Source records
╔══

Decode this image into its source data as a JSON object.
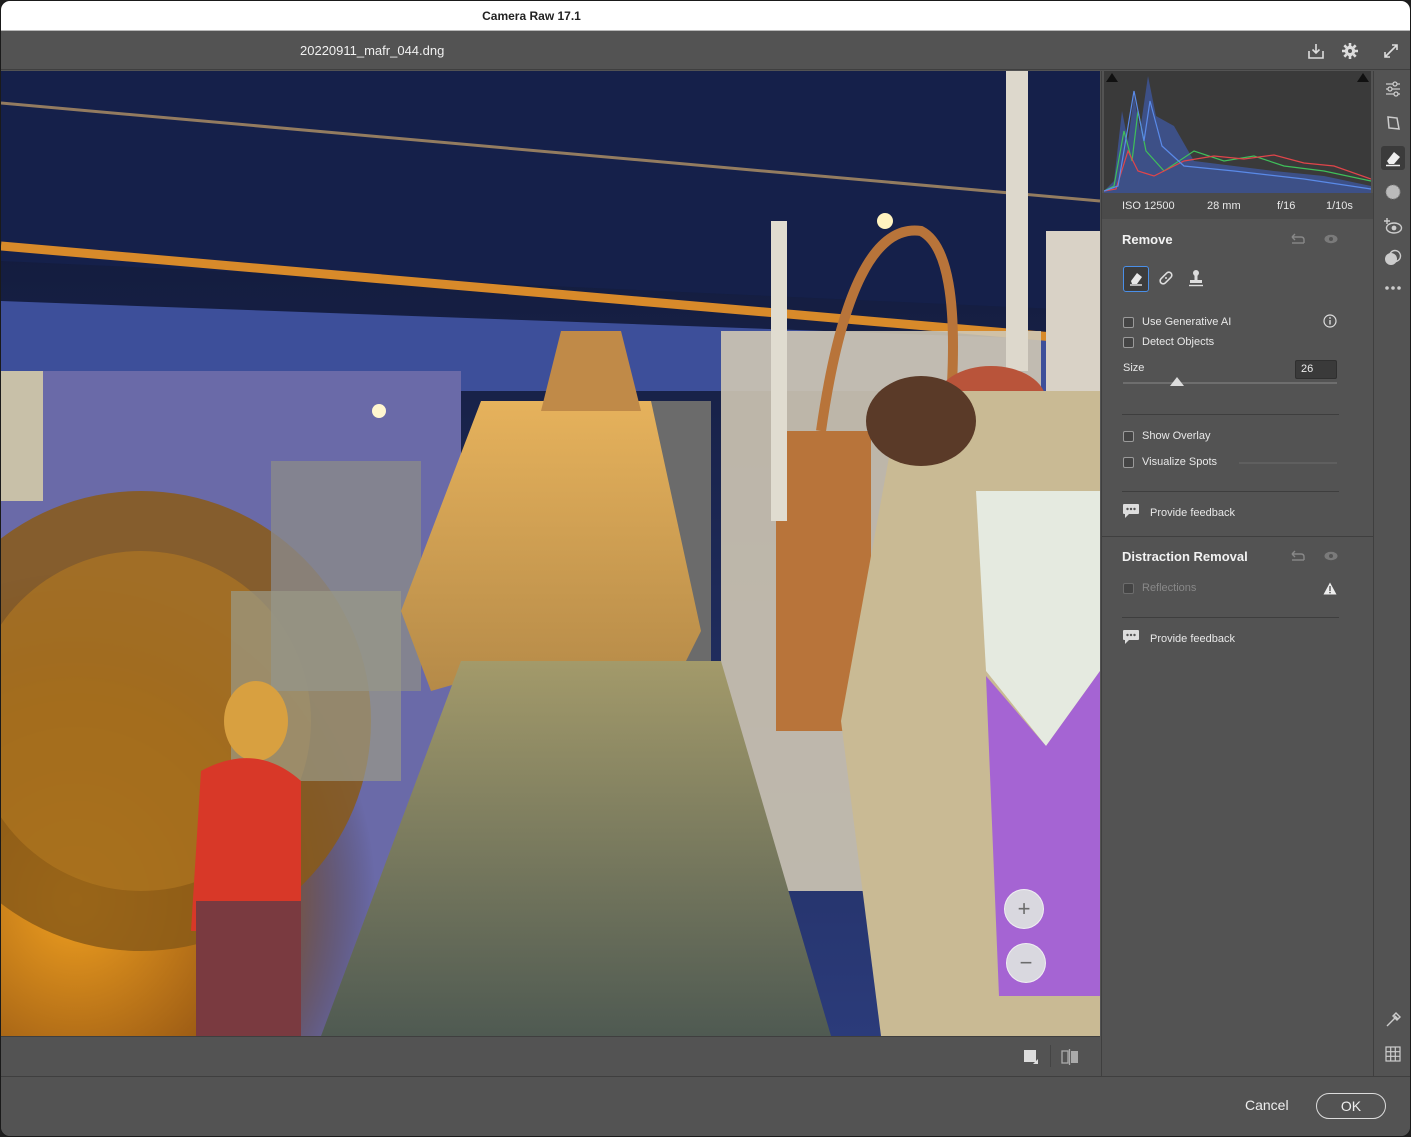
{
  "window": {
    "title": "Camera Raw 17.1"
  },
  "header": {
    "filename": "20220911_mafr_044.dng"
  },
  "exif": {
    "iso": "ISO 12500",
    "focal": "28 mm",
    "aperture": "f/16",
    "shutter": "1/10s"
  },
  "remove": {
    "title": "Remove",
    "use_gen_ai": "Use Generative AI",
    "detect_objects": "Detect Objects",
    "size_label": "Size",
    "size_value": 26,
    "show_overlay": "Show Overlay",
    "visualize_spots": "Visualize Spots",
    "feedback": "Provide feedback"
  },
  "distraction": {
    "title": "Distraction Removal",
    "reflections": "Reflections",
    "feedback": "Provide feedback"
  },
  "canvas": {
    "zoom_in": "+",
    "zoom_out": "−"
  },
  "footer": {
    "cancel": "Cancel",
    "ok": "OK"
  },
  "icons": {
    "header": [
      "save-icon",
      "gear-icon",
      "fullscreen-icon"
    ],
    "toolbar": [
      "edit-sliders-icon",
      "crop-icon",
      "remove-eraser-icon",
      "masking-icon",
      "red-eye-icon",
      "presets-icon",
      "more-icon",
      "sampler-icon",
      "grid-icon"
    ]
  },
  "colors": {
    "accent": "#4a8fe8",
    "panel": "#535353",
    "overlay_purple": "#a35fd6"
  }
}
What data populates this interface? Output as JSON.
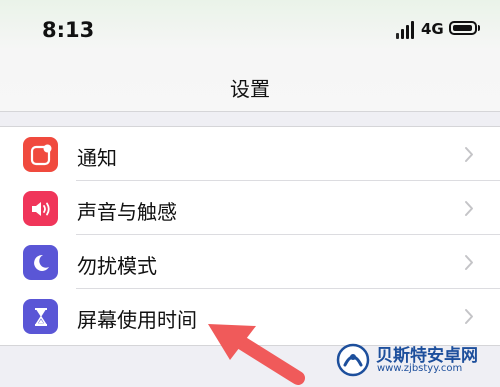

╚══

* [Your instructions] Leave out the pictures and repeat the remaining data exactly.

* [Response]
Decode this image into its source data as a JSON object.
{
  "window": {
    "title": "Camera Raw 17.1"
  },
  "header": {
    "filename": "20220911_mafr_044.dng"
  },
  "exif": {
    "iso": "ISO 12500",
    "focal": "28 mm",
    "aperture": "f/16",
    "shutter": "1/10s"
  },
  "remove": {
    "title": "Remove",
    "use_gen_ai": "Use Generative AI",
    "detect_objects": "Detect Objects",
    "size_label": "Size",
    "size_value": 26,
    "show_overlay": "Show Overlay",
    "visualize_spots": "Visualize Spots",
    "feedback": "Provide feedback"
  },
  "distraction": {
    "title": "Distraction Removal",
    "reflections": "Reflections",
    "feedback": "Provide feedback"
  },
  "canvas": {
    "zoom_in": "+",
    "zoom_out": "−"
  },
  "footer": {
    "cancel": "Cancel",
    "ok": "OK"
  },
  "icons": {
    "header": [
      "save-icon",
      "gear-icon",
      "fullscreen-icon"
    ],
    "toolbar": [
      "edit-sliders-icon",
      "crop-icon",
      "remove-eraser-icon",
      "masking-icon",
      "red-eye-icon",
      "presets-icon",
      "more-icon",
      "sampler-icon",
      "grid-icon"
    ]
  },
  "colors": {
    "accent": "#4a8fe8",
    "panel": "#535353",
    "overlay_purple": "#a35fd6"
  }
}
What data populates this interface? Output as JSON.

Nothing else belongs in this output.